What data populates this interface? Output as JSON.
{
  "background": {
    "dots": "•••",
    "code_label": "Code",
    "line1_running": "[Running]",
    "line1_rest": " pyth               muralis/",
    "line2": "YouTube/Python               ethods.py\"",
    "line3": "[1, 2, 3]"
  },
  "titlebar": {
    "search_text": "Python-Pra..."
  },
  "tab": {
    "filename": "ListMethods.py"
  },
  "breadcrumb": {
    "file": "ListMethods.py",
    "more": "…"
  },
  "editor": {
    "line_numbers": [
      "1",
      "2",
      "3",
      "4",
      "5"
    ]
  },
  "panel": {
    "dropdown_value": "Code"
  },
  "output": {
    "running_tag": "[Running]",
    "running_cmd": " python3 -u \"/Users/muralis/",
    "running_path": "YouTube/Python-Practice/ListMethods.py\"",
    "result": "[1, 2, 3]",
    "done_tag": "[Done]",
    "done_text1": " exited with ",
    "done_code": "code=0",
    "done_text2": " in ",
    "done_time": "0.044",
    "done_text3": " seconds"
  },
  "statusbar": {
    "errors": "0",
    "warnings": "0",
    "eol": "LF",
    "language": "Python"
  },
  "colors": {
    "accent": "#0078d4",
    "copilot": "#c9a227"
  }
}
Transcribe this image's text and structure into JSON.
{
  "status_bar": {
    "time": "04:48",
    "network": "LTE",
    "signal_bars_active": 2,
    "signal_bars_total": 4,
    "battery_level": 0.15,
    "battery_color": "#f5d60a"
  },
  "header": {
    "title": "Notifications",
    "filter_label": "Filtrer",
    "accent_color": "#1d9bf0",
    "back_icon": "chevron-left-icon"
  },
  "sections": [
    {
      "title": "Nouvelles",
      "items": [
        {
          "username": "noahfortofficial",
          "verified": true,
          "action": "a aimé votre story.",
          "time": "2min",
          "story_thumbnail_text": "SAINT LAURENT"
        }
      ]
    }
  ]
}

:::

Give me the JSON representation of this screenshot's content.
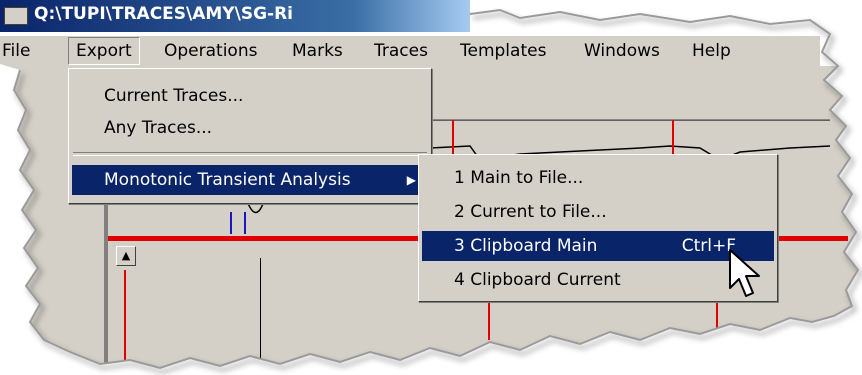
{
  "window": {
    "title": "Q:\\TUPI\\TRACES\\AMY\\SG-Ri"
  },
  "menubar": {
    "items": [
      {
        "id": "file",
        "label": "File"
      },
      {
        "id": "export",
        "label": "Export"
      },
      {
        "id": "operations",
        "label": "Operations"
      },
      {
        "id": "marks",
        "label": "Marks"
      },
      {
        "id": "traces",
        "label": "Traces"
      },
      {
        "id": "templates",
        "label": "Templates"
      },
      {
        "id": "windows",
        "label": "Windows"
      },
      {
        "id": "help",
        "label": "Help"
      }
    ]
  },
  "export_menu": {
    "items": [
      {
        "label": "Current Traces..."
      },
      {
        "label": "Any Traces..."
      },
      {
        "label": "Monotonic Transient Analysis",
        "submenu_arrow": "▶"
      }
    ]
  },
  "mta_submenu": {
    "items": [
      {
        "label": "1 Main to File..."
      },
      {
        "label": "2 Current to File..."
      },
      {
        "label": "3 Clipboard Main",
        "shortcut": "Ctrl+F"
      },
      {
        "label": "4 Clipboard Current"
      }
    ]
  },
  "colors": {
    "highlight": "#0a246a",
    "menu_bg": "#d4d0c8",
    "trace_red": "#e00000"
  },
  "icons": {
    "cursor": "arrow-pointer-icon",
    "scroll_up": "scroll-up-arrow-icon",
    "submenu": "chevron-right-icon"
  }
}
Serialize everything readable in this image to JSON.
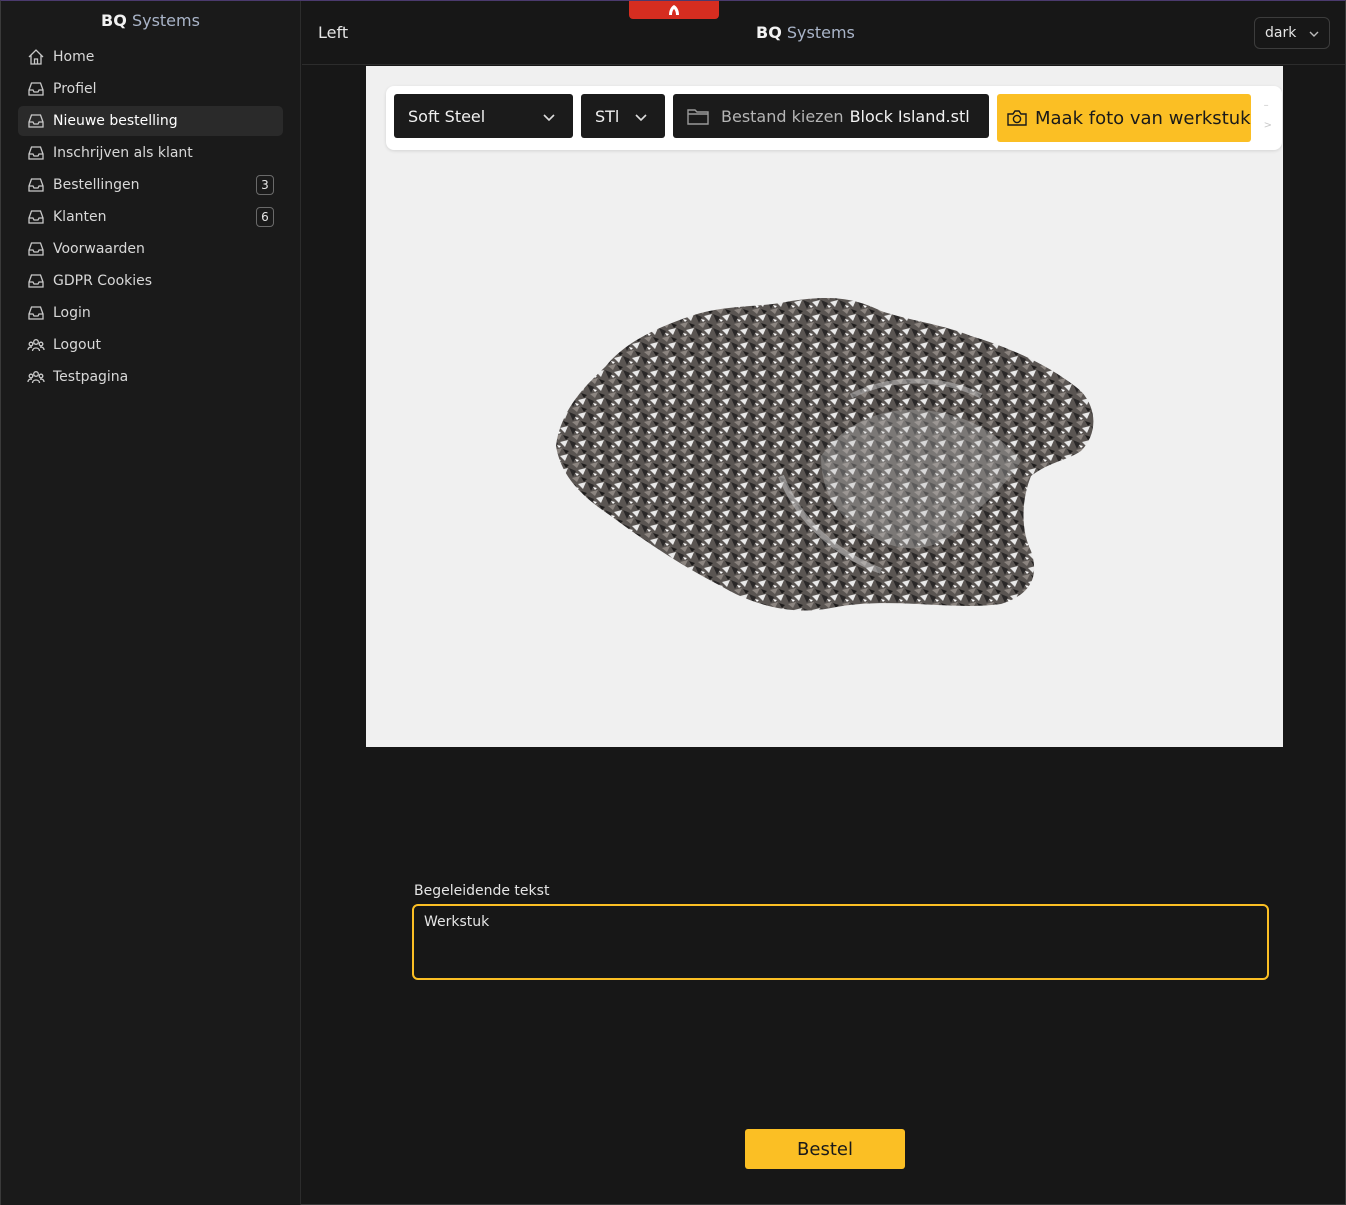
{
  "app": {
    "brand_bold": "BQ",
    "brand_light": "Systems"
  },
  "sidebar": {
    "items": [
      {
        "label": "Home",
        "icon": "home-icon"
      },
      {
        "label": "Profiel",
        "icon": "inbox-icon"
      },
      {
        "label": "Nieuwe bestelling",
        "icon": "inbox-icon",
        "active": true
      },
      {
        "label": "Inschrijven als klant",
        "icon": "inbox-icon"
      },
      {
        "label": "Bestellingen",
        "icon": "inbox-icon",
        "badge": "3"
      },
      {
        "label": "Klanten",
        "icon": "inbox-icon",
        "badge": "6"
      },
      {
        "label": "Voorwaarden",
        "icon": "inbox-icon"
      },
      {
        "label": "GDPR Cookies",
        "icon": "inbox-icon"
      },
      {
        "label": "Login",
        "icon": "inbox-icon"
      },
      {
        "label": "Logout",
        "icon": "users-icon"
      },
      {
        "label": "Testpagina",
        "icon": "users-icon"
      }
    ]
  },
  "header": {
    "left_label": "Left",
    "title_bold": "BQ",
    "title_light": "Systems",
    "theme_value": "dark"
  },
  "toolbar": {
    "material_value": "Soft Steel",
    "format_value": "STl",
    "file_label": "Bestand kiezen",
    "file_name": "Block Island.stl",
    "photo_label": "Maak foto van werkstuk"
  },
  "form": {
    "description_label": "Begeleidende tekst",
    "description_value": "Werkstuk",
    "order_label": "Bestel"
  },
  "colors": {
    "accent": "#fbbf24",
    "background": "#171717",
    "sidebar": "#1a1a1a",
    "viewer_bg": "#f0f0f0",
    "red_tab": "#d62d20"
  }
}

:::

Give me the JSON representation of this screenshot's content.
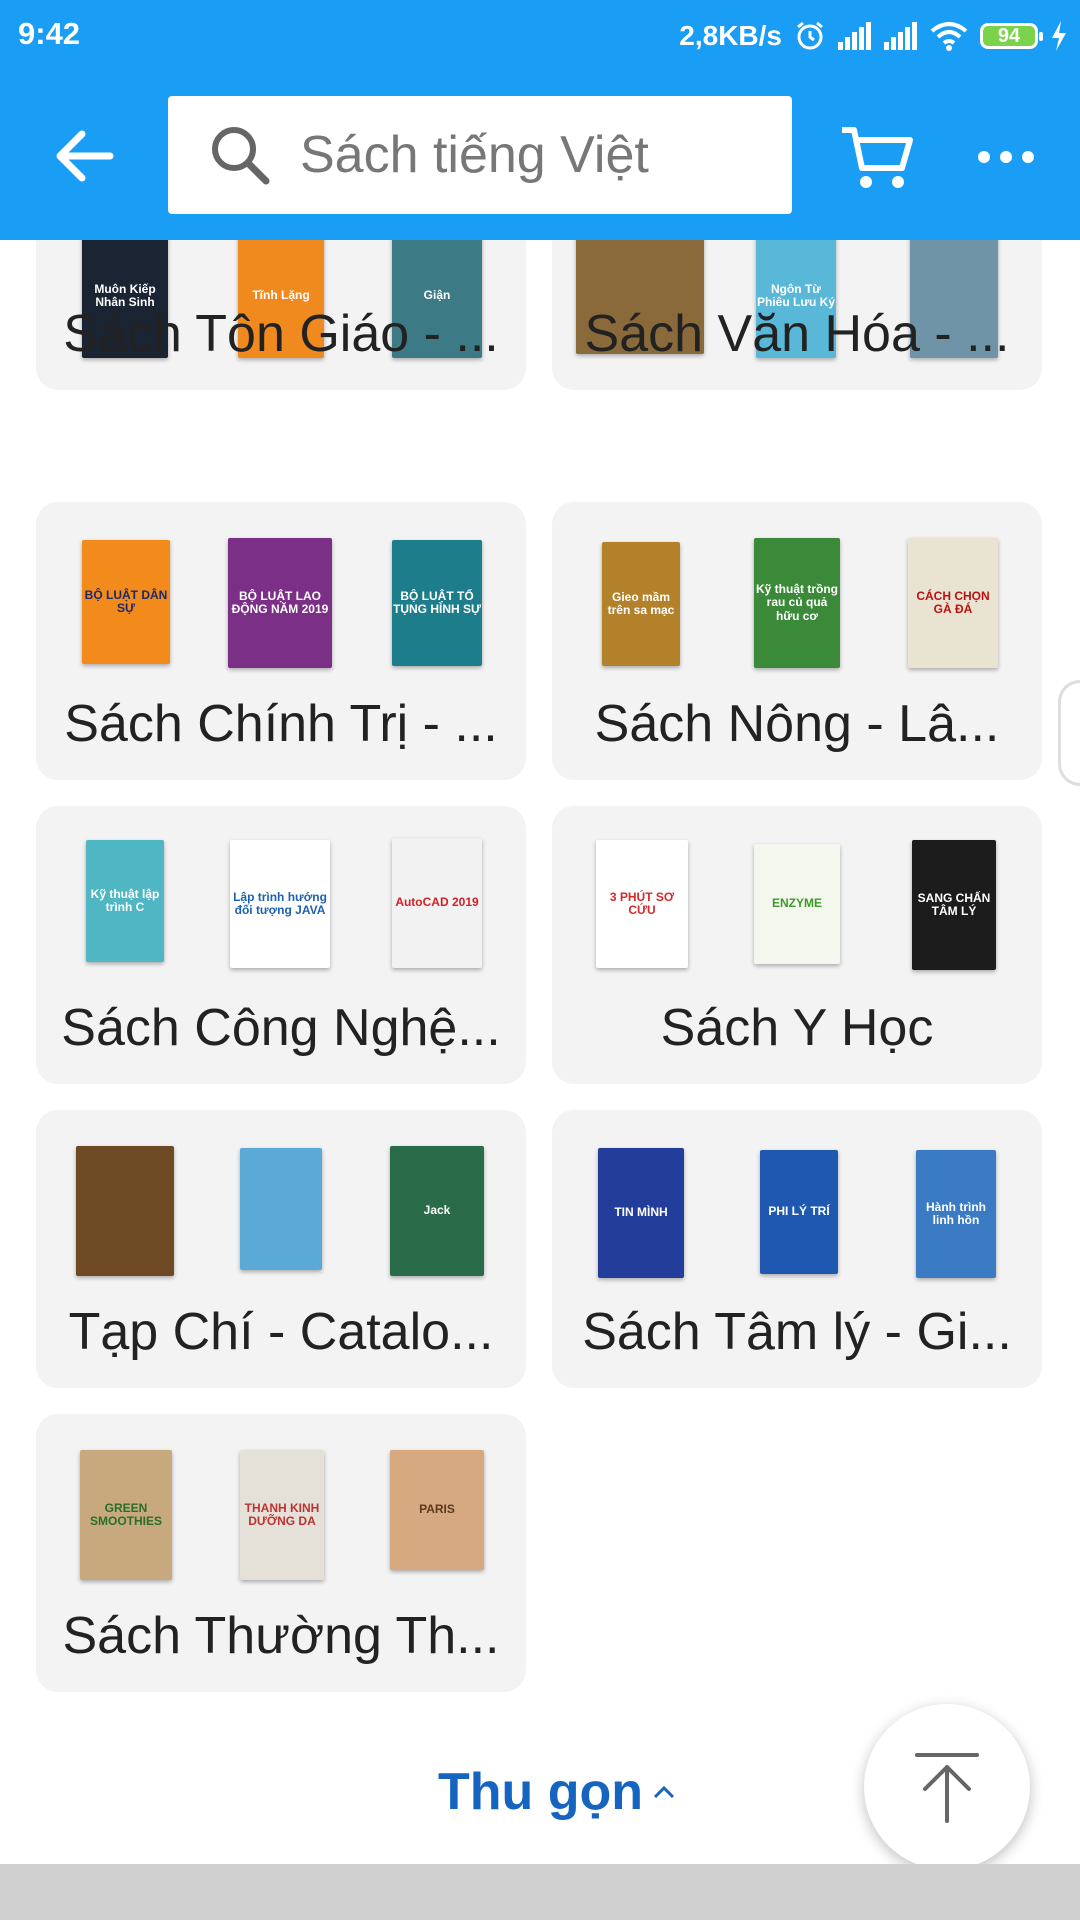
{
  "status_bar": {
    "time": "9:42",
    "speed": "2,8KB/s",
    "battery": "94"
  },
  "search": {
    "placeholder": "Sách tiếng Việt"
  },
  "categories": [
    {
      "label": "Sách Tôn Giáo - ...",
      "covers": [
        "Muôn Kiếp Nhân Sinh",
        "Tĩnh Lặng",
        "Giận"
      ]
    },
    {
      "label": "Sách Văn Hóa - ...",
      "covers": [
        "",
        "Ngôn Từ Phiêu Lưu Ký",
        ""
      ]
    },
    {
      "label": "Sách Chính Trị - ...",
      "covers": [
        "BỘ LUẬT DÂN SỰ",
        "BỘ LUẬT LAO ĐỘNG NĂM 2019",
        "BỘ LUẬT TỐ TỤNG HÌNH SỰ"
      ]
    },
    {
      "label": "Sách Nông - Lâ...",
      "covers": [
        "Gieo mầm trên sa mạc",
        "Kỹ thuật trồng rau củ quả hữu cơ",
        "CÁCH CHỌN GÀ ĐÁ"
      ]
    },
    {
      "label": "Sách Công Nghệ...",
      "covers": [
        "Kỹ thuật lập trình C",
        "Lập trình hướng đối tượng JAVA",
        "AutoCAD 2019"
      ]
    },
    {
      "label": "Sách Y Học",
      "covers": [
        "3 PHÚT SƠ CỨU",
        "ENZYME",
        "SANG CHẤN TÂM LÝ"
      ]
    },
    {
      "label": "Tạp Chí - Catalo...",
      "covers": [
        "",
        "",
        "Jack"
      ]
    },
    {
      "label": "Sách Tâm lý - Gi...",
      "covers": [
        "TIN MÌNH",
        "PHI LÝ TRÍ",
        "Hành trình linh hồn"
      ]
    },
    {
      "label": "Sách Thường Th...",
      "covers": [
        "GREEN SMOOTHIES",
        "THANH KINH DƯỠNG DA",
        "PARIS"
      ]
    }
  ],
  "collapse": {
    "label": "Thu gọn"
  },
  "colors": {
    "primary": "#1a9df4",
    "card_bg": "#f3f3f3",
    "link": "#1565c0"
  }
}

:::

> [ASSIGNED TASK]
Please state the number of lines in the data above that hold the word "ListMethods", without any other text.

> [EXERCISE ANSWER]
3